admin(a)ada.net.nz to indicate your wish to add apologies to the notes
Many thanks for your support of Aotearoa Digital Arts (ADA) Network
Vicki Smith for the ADA Board
And another oneŠ:-)
Lecturer/Senior Lecturer in Digital Media
The School of Communication
Studies, within the Faculty of Design and Creative Technologies seeks
applications for a permanent, full time Lecturer or Senior Lecturer
within its Digital Media programmes.
The preferred applicants will
be required to have proven professional expertise and teaching
experience across at least three of the following specialisations:
- 3D modelling
- compositing and visual effects
- digital video production/postproduction
- interactive media design
- mobile communication design
- motion graphic design
- project management
- sound design/digital audio production
- transmedia communication
- web design and development
- visual communication
preferred applicants are also expected to be proficient in several
areas of digital media theory and related disciplines and to contribute
to the teaching and research culture of the School, with a particular
emphasis on preserving the vital link between professional practice and
the best practice examples of digital media education and research,
nationally and internationally.
Individuals who can demonstrate,
within their specialism, research potential, industry experience and an
inspiring approach to teaching are particularly invited to apply.
salary level offered and the appointment at the level of Lecturer or
Senior Lecturer will be commensurate with the skills and experience of
the successful applicants.
You must be eligible to work in New Zealand to be considered for this
Job Reference: 28370
Close Date: Wednesday 15th October 2014, 5.00 PM
Commencement Date of role: 1 February 2015
just in case ...
Applications are invited for a three-year fixed-term Lectureship specialising in digital media production within the Media Studies and Expressive Arts programmes at Massey University Wellington.
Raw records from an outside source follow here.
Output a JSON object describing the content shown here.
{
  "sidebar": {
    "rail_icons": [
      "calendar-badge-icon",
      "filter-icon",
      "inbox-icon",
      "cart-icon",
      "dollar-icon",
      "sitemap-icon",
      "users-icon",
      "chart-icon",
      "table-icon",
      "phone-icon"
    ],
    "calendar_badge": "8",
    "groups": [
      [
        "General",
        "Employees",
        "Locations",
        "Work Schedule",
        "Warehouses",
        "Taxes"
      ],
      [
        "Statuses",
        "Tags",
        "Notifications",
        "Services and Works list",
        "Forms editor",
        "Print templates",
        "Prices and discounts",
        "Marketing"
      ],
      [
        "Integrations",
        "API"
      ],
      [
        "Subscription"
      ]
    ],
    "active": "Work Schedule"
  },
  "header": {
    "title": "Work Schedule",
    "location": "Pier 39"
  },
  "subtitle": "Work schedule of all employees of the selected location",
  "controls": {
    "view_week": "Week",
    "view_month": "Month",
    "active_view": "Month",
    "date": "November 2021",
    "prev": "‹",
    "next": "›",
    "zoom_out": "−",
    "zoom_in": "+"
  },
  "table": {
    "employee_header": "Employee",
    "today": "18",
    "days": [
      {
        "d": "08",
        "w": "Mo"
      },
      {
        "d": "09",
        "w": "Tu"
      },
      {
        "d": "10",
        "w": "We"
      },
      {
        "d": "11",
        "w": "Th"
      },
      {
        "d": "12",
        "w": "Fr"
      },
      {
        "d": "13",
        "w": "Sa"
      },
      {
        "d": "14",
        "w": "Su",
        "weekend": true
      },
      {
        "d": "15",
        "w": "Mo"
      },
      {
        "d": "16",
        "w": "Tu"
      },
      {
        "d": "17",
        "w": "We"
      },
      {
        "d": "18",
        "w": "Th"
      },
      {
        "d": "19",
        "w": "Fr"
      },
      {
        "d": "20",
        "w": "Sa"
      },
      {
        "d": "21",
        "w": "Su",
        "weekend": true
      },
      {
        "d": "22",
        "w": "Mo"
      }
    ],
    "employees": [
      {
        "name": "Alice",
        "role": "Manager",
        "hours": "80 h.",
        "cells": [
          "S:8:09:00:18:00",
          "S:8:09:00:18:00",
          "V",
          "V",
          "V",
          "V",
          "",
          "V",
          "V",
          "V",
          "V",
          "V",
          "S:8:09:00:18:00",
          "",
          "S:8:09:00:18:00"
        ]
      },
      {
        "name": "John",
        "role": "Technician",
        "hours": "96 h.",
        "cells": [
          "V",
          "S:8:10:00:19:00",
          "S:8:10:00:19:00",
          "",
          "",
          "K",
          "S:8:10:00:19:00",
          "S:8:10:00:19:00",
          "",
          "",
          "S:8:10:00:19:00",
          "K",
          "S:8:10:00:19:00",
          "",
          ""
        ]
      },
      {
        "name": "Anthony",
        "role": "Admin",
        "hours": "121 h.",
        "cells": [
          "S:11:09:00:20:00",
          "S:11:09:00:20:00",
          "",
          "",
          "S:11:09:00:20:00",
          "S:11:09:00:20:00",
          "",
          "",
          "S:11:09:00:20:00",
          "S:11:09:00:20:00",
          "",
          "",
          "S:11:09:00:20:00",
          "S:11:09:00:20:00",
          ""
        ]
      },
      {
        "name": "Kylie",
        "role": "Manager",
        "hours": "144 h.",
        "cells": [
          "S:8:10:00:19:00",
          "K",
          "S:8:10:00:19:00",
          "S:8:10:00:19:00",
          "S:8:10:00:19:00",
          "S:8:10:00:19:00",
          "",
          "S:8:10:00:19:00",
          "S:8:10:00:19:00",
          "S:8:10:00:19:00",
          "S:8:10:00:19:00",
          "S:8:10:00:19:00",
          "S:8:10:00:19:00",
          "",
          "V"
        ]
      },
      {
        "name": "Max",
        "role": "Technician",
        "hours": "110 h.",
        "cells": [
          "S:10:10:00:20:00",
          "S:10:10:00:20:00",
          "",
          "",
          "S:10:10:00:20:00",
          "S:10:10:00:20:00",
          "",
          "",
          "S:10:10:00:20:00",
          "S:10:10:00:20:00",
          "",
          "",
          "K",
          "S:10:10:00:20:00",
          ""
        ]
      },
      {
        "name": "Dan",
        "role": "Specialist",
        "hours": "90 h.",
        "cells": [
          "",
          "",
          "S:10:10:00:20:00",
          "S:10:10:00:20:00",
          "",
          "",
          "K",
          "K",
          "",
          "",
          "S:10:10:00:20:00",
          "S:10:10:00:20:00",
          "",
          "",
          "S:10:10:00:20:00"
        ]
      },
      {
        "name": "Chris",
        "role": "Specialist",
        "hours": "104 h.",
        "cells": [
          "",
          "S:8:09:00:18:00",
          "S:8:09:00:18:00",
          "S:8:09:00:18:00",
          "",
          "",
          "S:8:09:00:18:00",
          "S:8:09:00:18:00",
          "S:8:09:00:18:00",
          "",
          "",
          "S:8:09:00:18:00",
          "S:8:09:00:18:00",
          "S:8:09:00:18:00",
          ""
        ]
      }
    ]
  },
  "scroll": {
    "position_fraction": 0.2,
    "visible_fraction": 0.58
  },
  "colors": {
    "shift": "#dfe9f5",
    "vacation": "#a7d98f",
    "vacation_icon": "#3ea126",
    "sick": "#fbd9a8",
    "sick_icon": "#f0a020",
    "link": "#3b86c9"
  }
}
Digital media production involves the making of screen media texts, the study of the ways in which they construct and convey meaning, and of the social, cultural and political contexts of media production and reception. See more at:http://www.thebigidea.co.nz/work/jobs-opportunities/digital-culture/145277-lecturer-media-studies
Sonja van Kerkhoff
ART: sonjavank.com DESIGN: sonjavank.com/design
VIDEOS: youtube.com/sonjavank VIDEOS: vimeo.com/sonjavank